Married couples in New Jersey and elsewhere may end up living apart in prolonged separation situations with neither partner making the move to initiate divorce proceedings. While both parties involved may believe that slowly drifting apart is a simple short-term solution, their choices may have unpleasant consequences in the end, particularly as far as finances are concerned.
When they are living apart, neither the husband nor the wife has much control over jointly-owned marital property. Neither knows what the other is spending, and if they reside in a community property state each spouse may be responsible for any debt the other incurs. In addition, it becomes easy for one person to hide assets during a long-term separation.

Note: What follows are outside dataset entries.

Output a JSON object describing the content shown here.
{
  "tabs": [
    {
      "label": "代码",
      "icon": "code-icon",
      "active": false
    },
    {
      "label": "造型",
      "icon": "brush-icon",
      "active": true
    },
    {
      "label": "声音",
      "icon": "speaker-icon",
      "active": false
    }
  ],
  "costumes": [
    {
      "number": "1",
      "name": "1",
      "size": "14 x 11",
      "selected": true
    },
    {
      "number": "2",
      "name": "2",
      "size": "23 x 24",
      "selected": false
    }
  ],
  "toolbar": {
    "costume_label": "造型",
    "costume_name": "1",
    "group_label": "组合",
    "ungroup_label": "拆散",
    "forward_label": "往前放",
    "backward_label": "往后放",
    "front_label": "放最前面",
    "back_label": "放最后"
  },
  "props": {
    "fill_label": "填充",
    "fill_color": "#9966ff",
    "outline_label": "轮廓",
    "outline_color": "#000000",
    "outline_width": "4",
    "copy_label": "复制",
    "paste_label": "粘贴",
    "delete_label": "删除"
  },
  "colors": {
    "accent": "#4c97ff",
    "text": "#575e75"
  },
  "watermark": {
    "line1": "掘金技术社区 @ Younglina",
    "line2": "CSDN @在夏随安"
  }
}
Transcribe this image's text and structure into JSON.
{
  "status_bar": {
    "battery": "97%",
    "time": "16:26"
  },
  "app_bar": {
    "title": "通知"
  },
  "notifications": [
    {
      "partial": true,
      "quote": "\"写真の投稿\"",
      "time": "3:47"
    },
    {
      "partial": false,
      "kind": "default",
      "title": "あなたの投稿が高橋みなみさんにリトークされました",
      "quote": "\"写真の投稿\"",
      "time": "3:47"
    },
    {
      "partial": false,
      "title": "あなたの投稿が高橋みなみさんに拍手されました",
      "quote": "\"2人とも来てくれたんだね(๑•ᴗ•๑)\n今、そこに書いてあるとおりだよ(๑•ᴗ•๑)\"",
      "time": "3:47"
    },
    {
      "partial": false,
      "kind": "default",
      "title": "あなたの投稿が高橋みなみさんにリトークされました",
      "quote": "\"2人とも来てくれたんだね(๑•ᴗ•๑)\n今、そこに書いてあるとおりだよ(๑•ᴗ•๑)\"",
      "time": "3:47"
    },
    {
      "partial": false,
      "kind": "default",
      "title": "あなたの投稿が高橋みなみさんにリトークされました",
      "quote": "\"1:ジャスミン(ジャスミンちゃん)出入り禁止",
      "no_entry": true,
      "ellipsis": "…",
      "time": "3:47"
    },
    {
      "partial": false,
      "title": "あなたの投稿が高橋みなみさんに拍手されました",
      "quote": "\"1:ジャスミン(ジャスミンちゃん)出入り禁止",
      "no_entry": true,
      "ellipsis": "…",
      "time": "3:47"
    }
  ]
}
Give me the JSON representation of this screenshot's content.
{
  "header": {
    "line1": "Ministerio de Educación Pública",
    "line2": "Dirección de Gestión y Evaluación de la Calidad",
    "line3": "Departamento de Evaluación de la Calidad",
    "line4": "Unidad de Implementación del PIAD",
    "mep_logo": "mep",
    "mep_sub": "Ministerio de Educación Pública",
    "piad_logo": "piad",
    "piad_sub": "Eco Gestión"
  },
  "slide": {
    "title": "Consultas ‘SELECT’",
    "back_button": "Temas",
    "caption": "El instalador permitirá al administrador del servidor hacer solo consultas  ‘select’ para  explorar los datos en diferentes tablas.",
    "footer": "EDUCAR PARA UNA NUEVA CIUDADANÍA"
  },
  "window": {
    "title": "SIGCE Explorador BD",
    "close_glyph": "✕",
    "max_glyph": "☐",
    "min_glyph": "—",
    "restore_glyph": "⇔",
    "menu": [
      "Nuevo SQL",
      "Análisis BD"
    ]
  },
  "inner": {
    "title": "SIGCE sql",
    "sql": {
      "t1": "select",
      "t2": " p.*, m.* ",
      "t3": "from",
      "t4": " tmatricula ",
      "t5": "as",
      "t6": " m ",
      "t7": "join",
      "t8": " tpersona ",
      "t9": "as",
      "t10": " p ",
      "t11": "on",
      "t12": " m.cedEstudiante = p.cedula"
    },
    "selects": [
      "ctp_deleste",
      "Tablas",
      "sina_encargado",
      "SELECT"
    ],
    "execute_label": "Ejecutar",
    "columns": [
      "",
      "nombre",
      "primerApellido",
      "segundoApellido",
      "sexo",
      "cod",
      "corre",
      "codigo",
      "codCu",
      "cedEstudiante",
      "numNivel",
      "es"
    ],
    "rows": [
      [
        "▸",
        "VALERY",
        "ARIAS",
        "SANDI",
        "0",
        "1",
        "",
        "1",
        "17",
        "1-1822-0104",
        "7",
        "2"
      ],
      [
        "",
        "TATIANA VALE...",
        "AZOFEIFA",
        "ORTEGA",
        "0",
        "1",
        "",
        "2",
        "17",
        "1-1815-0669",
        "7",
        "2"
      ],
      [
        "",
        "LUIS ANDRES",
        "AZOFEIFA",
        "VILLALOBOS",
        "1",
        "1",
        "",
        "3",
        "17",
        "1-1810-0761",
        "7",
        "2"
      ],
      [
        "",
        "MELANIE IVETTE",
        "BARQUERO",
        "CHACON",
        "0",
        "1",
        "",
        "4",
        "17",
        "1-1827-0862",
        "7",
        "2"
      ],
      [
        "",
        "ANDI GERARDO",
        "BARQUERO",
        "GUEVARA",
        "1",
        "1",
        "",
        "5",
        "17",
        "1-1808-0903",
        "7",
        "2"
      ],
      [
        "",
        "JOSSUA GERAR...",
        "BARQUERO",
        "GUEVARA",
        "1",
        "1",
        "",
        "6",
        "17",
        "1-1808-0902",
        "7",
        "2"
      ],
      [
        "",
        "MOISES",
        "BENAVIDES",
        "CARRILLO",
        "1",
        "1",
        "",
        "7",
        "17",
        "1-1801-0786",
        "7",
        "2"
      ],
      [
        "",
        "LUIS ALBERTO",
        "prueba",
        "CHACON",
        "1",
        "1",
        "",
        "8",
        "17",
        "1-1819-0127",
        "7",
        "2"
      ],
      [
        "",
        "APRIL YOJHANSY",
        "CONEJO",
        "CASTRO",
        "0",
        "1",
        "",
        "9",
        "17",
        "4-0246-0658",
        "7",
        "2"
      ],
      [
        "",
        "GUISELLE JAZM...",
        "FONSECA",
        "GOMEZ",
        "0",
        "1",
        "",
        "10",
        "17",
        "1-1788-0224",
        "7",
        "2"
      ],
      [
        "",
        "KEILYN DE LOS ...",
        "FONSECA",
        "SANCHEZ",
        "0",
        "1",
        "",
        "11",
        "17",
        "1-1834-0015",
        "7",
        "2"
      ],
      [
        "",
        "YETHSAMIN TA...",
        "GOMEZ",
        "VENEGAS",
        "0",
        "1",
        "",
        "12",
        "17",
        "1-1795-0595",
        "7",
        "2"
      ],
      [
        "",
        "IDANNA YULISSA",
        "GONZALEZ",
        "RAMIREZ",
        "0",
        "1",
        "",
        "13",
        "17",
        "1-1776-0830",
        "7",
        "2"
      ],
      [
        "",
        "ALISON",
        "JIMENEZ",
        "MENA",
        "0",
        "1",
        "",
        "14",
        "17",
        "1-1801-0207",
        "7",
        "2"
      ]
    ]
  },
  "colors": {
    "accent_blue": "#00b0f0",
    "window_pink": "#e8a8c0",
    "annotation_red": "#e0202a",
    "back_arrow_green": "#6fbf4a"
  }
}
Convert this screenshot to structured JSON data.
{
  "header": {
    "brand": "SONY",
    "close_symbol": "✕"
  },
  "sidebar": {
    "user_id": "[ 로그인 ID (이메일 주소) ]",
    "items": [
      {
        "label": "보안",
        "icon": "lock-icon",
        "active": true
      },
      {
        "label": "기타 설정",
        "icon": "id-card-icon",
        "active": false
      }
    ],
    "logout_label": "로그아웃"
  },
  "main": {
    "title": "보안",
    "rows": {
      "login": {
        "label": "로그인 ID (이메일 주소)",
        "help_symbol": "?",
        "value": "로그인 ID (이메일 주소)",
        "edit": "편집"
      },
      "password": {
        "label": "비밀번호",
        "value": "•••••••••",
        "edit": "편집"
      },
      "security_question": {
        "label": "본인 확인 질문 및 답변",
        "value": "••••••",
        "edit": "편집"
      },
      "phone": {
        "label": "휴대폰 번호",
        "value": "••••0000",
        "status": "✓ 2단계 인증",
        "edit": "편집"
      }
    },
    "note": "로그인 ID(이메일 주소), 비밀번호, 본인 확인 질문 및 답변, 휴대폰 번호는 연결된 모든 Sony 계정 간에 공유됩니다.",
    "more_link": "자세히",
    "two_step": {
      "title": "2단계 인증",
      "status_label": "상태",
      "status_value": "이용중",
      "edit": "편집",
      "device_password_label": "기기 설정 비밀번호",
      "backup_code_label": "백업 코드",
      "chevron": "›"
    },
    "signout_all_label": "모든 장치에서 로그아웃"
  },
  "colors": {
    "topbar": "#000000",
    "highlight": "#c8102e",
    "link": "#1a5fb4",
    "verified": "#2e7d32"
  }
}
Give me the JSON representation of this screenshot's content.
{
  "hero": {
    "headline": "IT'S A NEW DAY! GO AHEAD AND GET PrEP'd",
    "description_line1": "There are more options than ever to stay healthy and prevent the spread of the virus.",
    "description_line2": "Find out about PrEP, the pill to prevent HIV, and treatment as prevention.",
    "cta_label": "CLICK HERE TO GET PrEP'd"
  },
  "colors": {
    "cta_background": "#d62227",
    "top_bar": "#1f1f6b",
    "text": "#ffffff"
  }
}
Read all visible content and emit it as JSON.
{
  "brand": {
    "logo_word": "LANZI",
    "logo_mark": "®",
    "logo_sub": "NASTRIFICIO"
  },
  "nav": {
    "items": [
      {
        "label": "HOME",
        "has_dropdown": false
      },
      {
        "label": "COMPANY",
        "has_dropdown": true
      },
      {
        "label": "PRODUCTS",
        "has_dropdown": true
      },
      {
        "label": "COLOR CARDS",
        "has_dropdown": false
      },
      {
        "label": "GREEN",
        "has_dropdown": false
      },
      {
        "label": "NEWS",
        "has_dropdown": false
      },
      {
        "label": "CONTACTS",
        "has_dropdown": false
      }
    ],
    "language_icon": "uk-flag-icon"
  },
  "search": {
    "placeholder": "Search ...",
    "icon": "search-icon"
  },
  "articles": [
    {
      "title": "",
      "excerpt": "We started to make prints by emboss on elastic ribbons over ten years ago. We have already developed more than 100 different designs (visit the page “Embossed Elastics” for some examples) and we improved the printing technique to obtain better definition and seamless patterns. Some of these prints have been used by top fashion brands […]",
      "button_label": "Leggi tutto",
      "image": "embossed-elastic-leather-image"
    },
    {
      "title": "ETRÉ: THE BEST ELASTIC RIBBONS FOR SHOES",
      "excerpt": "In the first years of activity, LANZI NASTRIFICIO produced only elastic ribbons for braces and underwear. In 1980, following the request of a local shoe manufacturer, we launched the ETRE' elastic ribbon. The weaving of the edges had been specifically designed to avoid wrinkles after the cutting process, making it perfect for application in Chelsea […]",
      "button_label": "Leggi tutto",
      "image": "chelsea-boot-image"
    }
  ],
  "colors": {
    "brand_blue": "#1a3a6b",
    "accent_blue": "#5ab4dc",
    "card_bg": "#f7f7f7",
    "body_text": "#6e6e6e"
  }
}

A prolonged separation could have other consequences as well. Changes in employment or other circumstances could affect the amount of alimony and child support people receive if they delay in filing a divorce. One partner may move to another state where alimony laws are less favorable to the other spouse. It is important to remember that separated spouses are still legally married. This could mean that where one spouse fails to report income on a jointly-filed tax return, the other spouse could face Internal Revenue Service problems. Advisers accordingly recommend that spouses contemplating a separation enter into a formal agreement with provisions dealing with limitation on liabilities and indemnification.
A person contemplating a separation or divorce may wish to speak with an attorney who has experience in family law matters. The attorney may be able to offer advice and counsel relating to such matters as property division and spousal support.
Source: Forbes, “Putting Off Divorce? Ten Ways Long-term Separations Can Do Women More Harm Than Good“, Jeff Landers, October 03, 2013